An earlier OTA update caused the phantom braking issue, according to documents Tesla filed with NHTSA. On Oct. 23, Tesla updated its Full Self-Driving (FSD) software. The next morning, the automaker began receiving phantom braking complaints from owners. FSD is an evolving collection of features that can assist the driver with parking, changing lanes on the highway, and coming to a complete halt at traffic lights and stop signs. Despite its name, FSD does not yet make a Tesla vehicle fully self-driving. The software is currently in beta testing, which means it is not a final release.

According to Eldrenkamp, the chronology of events is evidence that the software update should not have been pushed out in the first place. “If this defect was so easy to spot less than one full day after release, it seems like Tesla failed to do enough testing before release,” she says. “This reinforces why cars should not be beta-tested on public roads.”

While faulty OTA updates can present a serious safety concern, today’s recall announcement is also an example of how OTA updates can ensure that important safety issues get fixed, says Jake Fisher, senior director of CR’s auto test center. As of Oct. 29, 2021, Tesla says, all but 17 of the more than 11,000 recalled vehicles have had the faulty software updated and that there have been no crashes or injuries related to the recall. By comparison, 20 percent of newer vehicles have recalls that go unrepaired.

“When they’re done properly, over-the-air updates have the potential to make sure fixes are implemented across every vehicle that needs one as soon as possible without drivers ever having to visit a dealership,” Fisher says.

Although Tesla was one of the pioneers of OTA updates, other automakers have issued similar software updates so that owners could have recall work done remotely. Earlier this year, General Motors and Mercedes-Benz issued recalls that could be completed with an OTA software update.


Head shot photo of CRO Cars CIA editor Keith Barry

Keith Barry

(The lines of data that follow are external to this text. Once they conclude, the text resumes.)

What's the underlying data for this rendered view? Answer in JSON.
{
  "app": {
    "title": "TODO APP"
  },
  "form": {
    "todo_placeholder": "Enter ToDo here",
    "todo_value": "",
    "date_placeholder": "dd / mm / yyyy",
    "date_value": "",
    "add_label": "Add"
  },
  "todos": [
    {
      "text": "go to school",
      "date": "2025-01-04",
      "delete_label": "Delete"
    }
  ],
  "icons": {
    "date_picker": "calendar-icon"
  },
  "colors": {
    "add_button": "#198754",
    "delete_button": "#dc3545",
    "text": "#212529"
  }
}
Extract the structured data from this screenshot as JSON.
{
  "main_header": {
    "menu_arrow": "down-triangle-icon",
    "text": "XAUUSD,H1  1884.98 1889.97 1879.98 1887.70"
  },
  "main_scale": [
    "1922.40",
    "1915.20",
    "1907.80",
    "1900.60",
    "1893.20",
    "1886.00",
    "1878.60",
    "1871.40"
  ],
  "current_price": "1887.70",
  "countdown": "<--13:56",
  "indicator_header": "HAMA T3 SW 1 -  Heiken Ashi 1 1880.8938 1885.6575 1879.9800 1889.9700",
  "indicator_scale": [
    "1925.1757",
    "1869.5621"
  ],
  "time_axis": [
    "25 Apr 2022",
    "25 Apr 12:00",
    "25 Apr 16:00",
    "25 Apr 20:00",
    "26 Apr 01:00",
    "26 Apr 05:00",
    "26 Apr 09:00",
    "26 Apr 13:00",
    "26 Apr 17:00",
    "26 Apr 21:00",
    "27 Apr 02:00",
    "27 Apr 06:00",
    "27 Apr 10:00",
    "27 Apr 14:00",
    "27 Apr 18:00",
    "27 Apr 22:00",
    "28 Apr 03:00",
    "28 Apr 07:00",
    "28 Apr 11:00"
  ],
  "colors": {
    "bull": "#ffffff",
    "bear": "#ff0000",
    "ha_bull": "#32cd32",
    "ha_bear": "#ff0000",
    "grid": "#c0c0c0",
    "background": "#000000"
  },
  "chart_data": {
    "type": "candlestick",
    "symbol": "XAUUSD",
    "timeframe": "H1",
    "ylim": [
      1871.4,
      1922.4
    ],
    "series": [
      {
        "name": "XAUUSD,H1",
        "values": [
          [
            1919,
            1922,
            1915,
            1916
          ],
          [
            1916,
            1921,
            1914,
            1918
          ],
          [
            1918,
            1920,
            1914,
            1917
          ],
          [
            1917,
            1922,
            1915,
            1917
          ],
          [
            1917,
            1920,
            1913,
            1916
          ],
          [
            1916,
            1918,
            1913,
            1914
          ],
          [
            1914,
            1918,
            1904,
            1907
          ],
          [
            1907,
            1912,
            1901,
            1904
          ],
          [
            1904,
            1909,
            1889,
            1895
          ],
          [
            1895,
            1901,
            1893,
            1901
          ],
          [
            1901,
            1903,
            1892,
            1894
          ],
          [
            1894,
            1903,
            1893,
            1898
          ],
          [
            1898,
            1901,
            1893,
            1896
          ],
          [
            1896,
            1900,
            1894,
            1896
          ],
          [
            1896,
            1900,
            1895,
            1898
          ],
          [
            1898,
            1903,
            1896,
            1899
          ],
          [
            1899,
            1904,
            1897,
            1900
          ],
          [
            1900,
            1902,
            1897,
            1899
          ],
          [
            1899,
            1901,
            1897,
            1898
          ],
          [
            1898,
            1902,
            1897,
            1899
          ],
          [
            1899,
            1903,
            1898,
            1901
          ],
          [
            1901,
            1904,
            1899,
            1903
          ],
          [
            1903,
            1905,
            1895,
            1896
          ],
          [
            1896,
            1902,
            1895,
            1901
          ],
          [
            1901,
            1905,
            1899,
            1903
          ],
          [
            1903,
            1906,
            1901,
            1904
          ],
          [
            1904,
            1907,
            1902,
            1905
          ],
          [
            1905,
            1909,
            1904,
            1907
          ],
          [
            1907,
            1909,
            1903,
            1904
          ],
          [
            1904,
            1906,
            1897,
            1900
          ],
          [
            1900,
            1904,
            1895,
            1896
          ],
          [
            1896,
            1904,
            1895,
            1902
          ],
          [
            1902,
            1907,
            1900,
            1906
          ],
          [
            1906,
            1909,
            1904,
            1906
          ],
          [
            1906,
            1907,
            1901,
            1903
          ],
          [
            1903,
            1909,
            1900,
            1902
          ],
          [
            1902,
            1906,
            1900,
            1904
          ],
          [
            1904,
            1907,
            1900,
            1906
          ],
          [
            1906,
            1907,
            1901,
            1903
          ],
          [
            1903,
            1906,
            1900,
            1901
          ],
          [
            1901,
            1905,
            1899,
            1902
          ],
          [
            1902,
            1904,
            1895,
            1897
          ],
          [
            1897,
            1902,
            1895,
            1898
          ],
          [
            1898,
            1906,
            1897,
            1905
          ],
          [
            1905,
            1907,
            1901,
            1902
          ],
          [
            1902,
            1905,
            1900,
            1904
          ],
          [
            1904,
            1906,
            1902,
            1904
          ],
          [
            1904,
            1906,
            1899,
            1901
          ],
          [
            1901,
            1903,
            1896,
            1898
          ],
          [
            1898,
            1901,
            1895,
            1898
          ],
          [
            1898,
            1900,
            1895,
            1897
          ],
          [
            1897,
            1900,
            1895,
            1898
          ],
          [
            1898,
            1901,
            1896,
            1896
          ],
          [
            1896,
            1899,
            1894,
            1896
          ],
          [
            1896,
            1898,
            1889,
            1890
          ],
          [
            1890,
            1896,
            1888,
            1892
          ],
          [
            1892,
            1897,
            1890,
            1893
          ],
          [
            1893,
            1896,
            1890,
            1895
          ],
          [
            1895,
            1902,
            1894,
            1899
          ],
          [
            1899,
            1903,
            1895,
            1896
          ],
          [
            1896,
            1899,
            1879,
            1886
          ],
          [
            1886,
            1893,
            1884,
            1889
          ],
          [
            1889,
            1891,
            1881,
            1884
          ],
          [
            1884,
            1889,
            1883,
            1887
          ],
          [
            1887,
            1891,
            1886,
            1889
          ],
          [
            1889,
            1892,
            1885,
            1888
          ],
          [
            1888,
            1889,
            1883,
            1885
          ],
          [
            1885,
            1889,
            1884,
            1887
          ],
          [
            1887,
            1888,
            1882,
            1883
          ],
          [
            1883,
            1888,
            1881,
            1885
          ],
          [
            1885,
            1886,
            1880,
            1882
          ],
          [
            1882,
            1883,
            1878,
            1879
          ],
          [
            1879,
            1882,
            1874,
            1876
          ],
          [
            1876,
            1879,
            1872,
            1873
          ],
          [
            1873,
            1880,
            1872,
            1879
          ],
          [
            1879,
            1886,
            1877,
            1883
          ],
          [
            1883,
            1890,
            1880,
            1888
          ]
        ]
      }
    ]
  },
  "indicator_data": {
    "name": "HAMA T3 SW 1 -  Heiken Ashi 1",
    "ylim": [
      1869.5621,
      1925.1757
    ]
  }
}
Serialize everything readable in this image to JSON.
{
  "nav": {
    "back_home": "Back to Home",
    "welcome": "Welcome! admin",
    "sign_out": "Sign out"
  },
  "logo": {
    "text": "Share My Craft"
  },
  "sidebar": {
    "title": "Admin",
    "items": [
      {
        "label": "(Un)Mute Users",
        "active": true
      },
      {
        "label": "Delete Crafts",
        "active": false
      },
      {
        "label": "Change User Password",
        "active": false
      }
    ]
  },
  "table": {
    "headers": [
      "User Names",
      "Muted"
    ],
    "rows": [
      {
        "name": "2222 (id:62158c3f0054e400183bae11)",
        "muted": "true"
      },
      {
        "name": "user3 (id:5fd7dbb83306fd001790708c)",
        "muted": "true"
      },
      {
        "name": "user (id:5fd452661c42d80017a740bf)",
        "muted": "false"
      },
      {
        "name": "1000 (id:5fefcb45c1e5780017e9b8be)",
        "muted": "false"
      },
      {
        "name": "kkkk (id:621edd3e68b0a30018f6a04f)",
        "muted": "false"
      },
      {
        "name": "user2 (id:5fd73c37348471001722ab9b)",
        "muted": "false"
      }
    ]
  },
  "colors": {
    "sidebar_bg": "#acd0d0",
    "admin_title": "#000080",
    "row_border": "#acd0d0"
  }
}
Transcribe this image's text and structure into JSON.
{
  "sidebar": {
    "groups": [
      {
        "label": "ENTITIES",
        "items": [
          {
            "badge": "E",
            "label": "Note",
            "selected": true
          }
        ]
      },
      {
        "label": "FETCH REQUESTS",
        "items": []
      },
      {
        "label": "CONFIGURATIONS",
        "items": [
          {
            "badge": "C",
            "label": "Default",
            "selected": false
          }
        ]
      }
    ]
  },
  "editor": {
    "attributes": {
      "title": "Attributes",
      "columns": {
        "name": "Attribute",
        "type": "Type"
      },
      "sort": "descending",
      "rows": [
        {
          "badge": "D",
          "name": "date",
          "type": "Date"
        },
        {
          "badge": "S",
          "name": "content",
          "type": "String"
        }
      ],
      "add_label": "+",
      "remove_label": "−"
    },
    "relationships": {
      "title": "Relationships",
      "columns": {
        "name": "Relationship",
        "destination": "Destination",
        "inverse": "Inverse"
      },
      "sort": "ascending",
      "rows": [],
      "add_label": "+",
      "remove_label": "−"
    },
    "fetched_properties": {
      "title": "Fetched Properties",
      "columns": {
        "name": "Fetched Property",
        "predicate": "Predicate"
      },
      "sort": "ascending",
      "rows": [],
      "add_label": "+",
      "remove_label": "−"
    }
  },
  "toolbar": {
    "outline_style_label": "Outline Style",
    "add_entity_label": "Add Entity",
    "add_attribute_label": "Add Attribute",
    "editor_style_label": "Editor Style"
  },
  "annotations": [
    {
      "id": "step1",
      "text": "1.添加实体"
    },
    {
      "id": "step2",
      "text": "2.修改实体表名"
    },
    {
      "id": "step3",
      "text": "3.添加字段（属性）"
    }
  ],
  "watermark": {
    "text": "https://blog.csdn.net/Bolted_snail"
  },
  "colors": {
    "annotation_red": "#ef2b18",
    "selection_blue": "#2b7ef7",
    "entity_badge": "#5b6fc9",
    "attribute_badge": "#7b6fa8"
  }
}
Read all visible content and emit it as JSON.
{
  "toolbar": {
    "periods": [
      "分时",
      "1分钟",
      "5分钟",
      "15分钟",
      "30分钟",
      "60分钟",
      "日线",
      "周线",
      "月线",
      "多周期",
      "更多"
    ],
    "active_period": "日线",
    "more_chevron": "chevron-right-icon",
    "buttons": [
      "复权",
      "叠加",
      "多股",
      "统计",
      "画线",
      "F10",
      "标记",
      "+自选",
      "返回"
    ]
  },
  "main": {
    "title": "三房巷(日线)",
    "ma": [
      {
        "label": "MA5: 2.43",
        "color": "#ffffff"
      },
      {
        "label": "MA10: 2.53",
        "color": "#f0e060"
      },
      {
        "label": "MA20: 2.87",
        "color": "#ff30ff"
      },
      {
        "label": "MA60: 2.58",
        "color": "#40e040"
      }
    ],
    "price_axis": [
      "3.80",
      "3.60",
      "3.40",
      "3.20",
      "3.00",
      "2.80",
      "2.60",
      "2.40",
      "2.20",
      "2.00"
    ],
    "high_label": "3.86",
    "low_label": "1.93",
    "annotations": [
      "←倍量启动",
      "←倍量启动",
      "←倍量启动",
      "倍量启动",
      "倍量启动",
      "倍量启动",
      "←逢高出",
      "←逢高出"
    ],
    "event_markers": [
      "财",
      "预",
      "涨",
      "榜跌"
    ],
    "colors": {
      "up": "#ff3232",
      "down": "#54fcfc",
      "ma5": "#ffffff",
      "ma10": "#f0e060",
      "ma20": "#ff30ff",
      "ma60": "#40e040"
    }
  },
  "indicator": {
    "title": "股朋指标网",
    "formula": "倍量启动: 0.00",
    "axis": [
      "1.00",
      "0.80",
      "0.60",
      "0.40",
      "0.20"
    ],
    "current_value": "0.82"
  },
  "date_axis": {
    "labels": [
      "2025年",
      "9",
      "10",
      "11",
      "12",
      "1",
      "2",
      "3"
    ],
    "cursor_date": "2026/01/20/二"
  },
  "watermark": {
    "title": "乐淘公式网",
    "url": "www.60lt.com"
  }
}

Despite my love for quirky, old European sedans like the Renault Medallion, it's my passion to help others find a safe, reliable car that still puts a smile on their face—even if they're stuck in traffic. When I'm not behind the wheel or the keyboard, you can find me exploring a new city on foot or planning my next trip.